# Data for analysis:

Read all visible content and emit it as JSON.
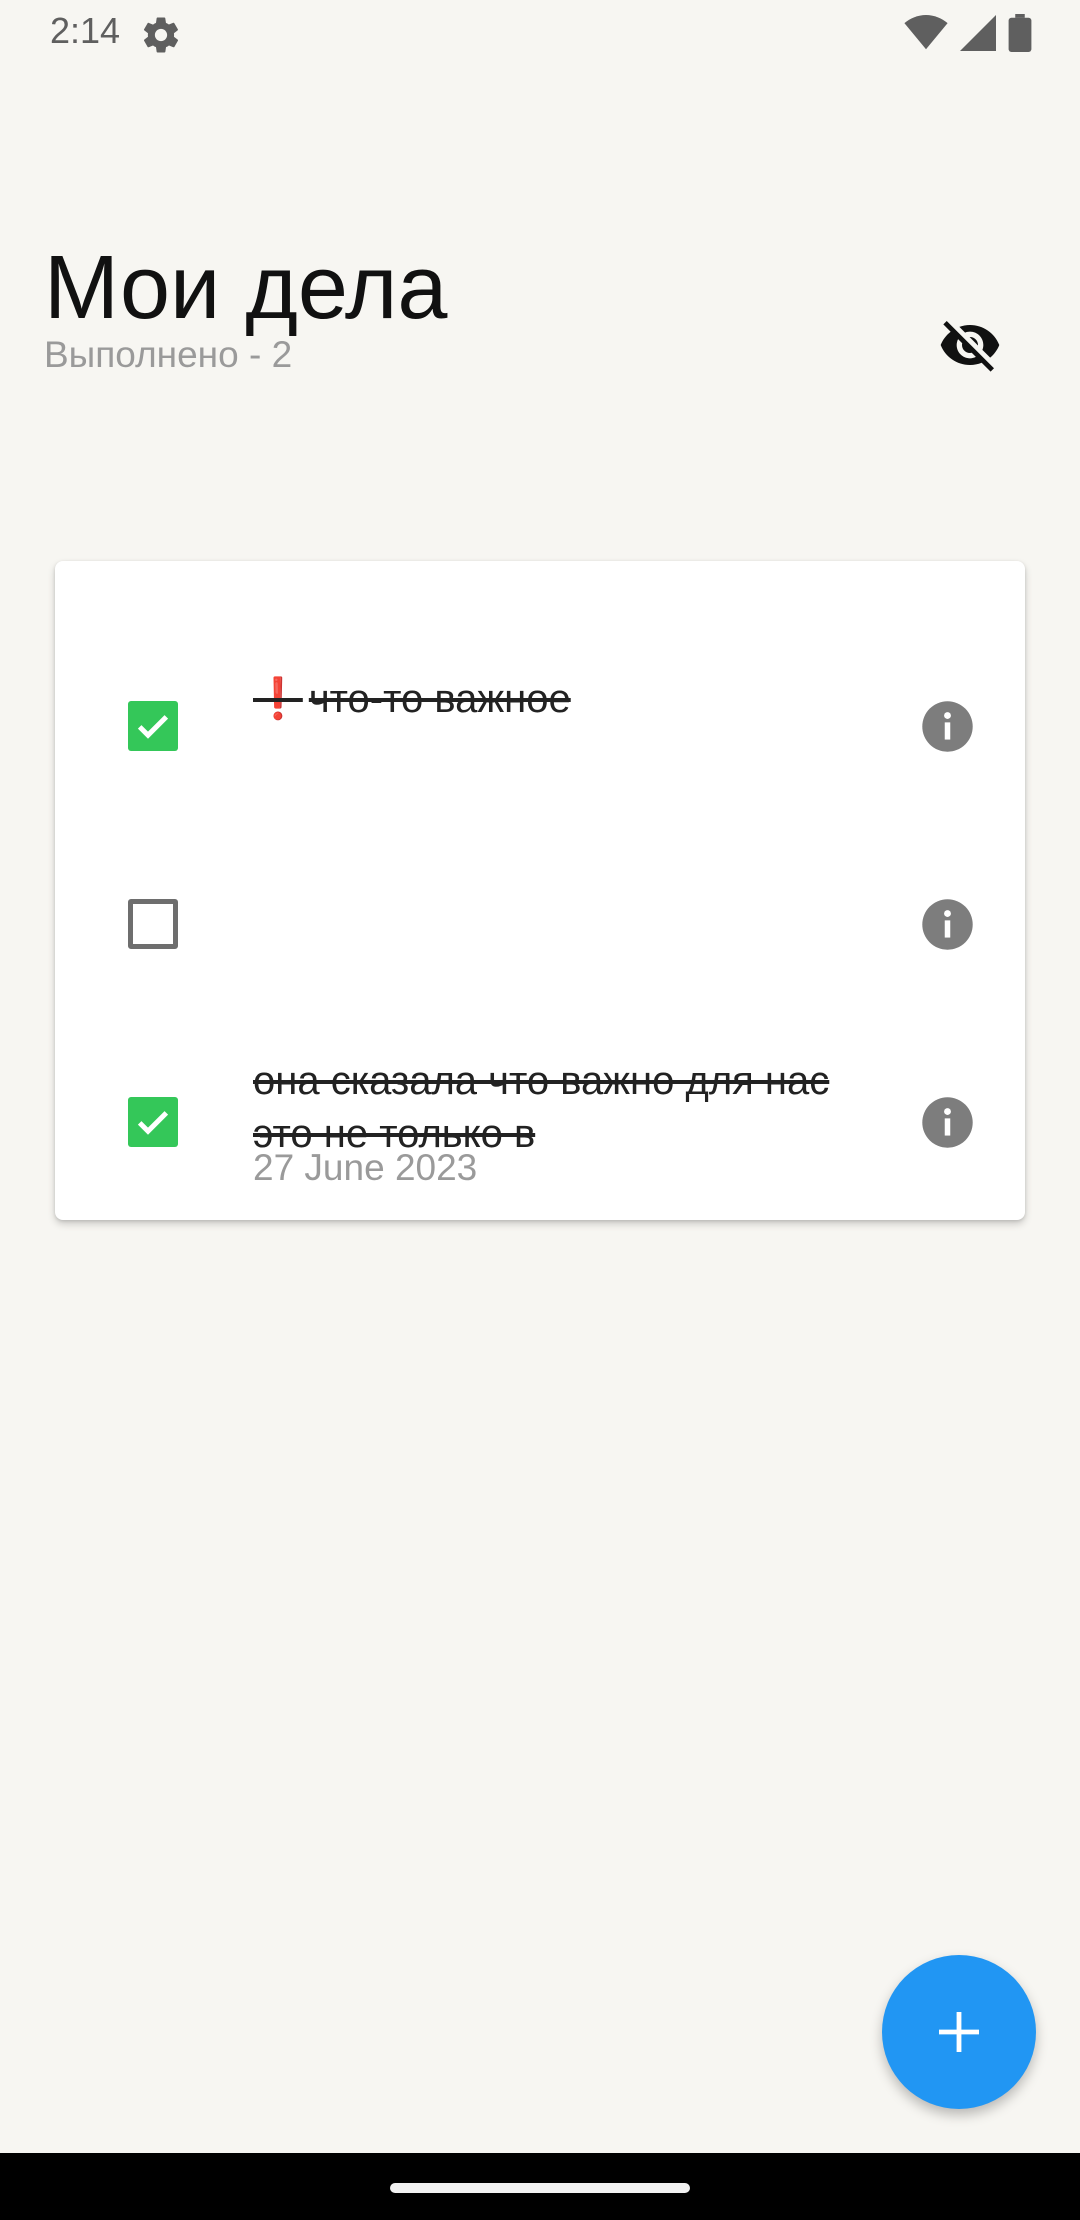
{
  "status_bar": {
    "time": "2:14",
    "icons": [
      "settings-gear-icon",
      "wifi-icon",
      "signal-icon",
      "battery-icon"
    ]
  },
  "header": {
    "title": "Мои дела",
    "completed_label": "Выполнено - 2",
    "visibility_icon": "visibility-off-icon"
  },
  "tasks": [
    {
      "done": true,
      "priority_mark": "❗",
      "text": "что-то важное",
      "date": ""
    },
    {
      "done": false,
      "text": "",
      "date": ""
    },
    {
      "done": true,
      "text": "она сказала что важно для нас это не только в",
      "date": "27 June 2023"
    }
  ],
  "fab": {
    "icon": "plus-icon"
  },
  "colors": {
    "background": "#f7f6f2",
    "checkbox_checked": "#34c759",
    "fab": "#2196f3",
    "info_icon": "#7d7d7d",
    "priority": "#e53935"
  }
}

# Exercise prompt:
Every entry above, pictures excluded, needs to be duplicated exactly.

# Answer for the task:
Read all visible content and emit it as JSON.
{
  "status_bar": {
    "time": "2:14",
    "icons": [
      "settings-gear-icon",
      "wifi-icon",
      "signal-icon",
      "battery-icon"
    ]
  },
  "header": {
    "title": "Мои дела",
    "completed_label": "Выполнено - 2",
    "visibility_icon": "visibility-off-icon"
  },
  "tasks": [
    {
      "done": true,
      "priority_mark": "❗",
      "text": "что-то важное",
      "date": ""
    },
    {
      "done": false,
      "text": "",
      "date": ""
    },
    {
      "done": true,
      "text": "она сказала что важно для нас это не только в",
      "date": "27 June 2023"
    }
  ],
  "fab": {
    "icon": "plus-icon"
  },
  "colors": {
    "background": "#f7f6f2",
    "checkbox_checked": "#34c759",
    "fab": "#2196f3",
    "info_icon": "#7d7d7d",
    "priority": "#e53935"
  }
}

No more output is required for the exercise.